Google has been aggressively pushing its voice assistant to a myriad of devices and today, it’s adding another category to the list — smart displays. The search engine giant today, at the Consumer Electronics Show in Las Vegas, introduced a new platform which lets users talk to Assistant and view the results on an integrated screen. If it sounds familiar, that’s because it is. Amazon has a similar lineup called the Echo Show and Spot. However, what sets Google’s approach apart is that it has already opened up the platform to third-party manufacturers.
Google Assistant on smart displays is based on the company’s Android Things IoT platform and isn’t just an Android tablet slapped between speakers. Because of that, it has a dedicated interface which shows your query results through cards like a lot of other Google products. The home screen simply consists of suggested content Assistant thinks you might be interested such as the traffic. You can talk to it by saying “Hey, Google” and swipe right on the display to manually go back. In addition to that, it packs all the usual voice assistant features such as pulling up weather details, pictures and videos from Google Photos, controlling your smart home, guiding you through food recipes, directions, et cetera.
Moreover, you can video-call someone using Google’s own Duo app.

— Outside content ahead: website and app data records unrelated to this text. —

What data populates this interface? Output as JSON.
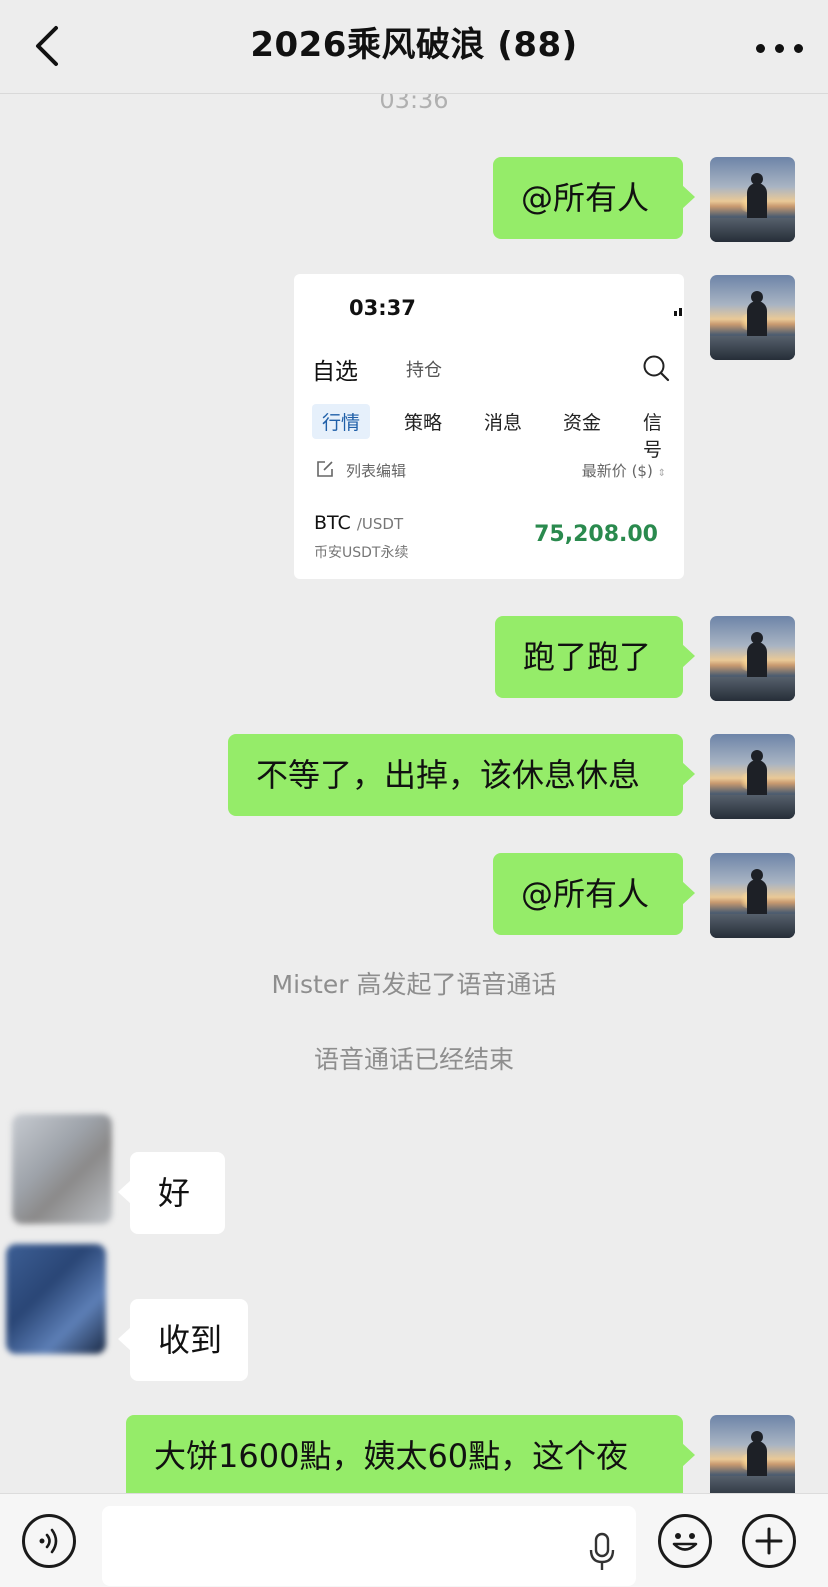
{
  "header": {
    "title": "2026乘风破浪 (88)"
  },
  "chat": {
    "timestamp": "03:36",
    "messages": [
      {
        "text": "@所有人"
      },
      {
        "text": "跑了跑了"
      },
      {
        "text": "不等了，出掉，该休息休息"
      },
      {
        "text": "@所有人"
      },
      {
        "text": "好"
      },
      {
        "text": "收到"
      },
      {
        "text": "大饼1600點，姨太60點，这个夜"
      }
    ],
    "system": [
      "Mister 高发起了语音通话",
      "语音通话已经结束"
    ]
  },
  "screenshot_card": {
    "time": "03:37",
    "tab_selected": "自选",
    "tab_other": "持仓",
    "chips": [
      "行情",
      "策略",
      "消息",
      "资金",
      "信号"
    ],
    "edit_label": "列表编辑",
    "latest_price_label": "最新价 ($)",
    "coin": "BTC",
    "pair": "/USDT",
    "exchange": "币安USDT永续",
    "price": "75,208.00"
  },
  "colors": {
    "bubble_green": "#95ec69",
    "price_green": "#2a8a4e",
    "background": "#ededed"
  },
  "icons": {
    "back": "back-arrow-icon",
    "more": "more-dots-icon",
    "voice": "voice-icon",
    "mic": "mic-icon",
    "emoji": "emoji-icon",
    "plus": "plus-icon"
  }
}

However, the biggest upside it holds over Alexa is the fact that it supports YouTube. If you’ve been living in a cave or something, Google has shamelessly blocked YouTube access to every Amazon product including the Fire TV. Now we know why. All of these services are, however, constrained to Google apps for now. But the company says third-party compatibility is coming soon.
To kick things off, Google has partnered with four hardware makers for building products like these — JBL, Lenovo, LG, and Sony. Lenovo has already briefly introduced its offering — An 8 or 10-inch with either HD or Full HD resolution which is powered by Qualcomm’s Snapdragon 624 chip, 2GB of RAM and 4GB of internal storage. Moreover, there’s a physical switch which puts an actual shutter to the webcam. Beat that, Amazon. The smaller variant is priced at $199, while the larger one goes all the way up to $249.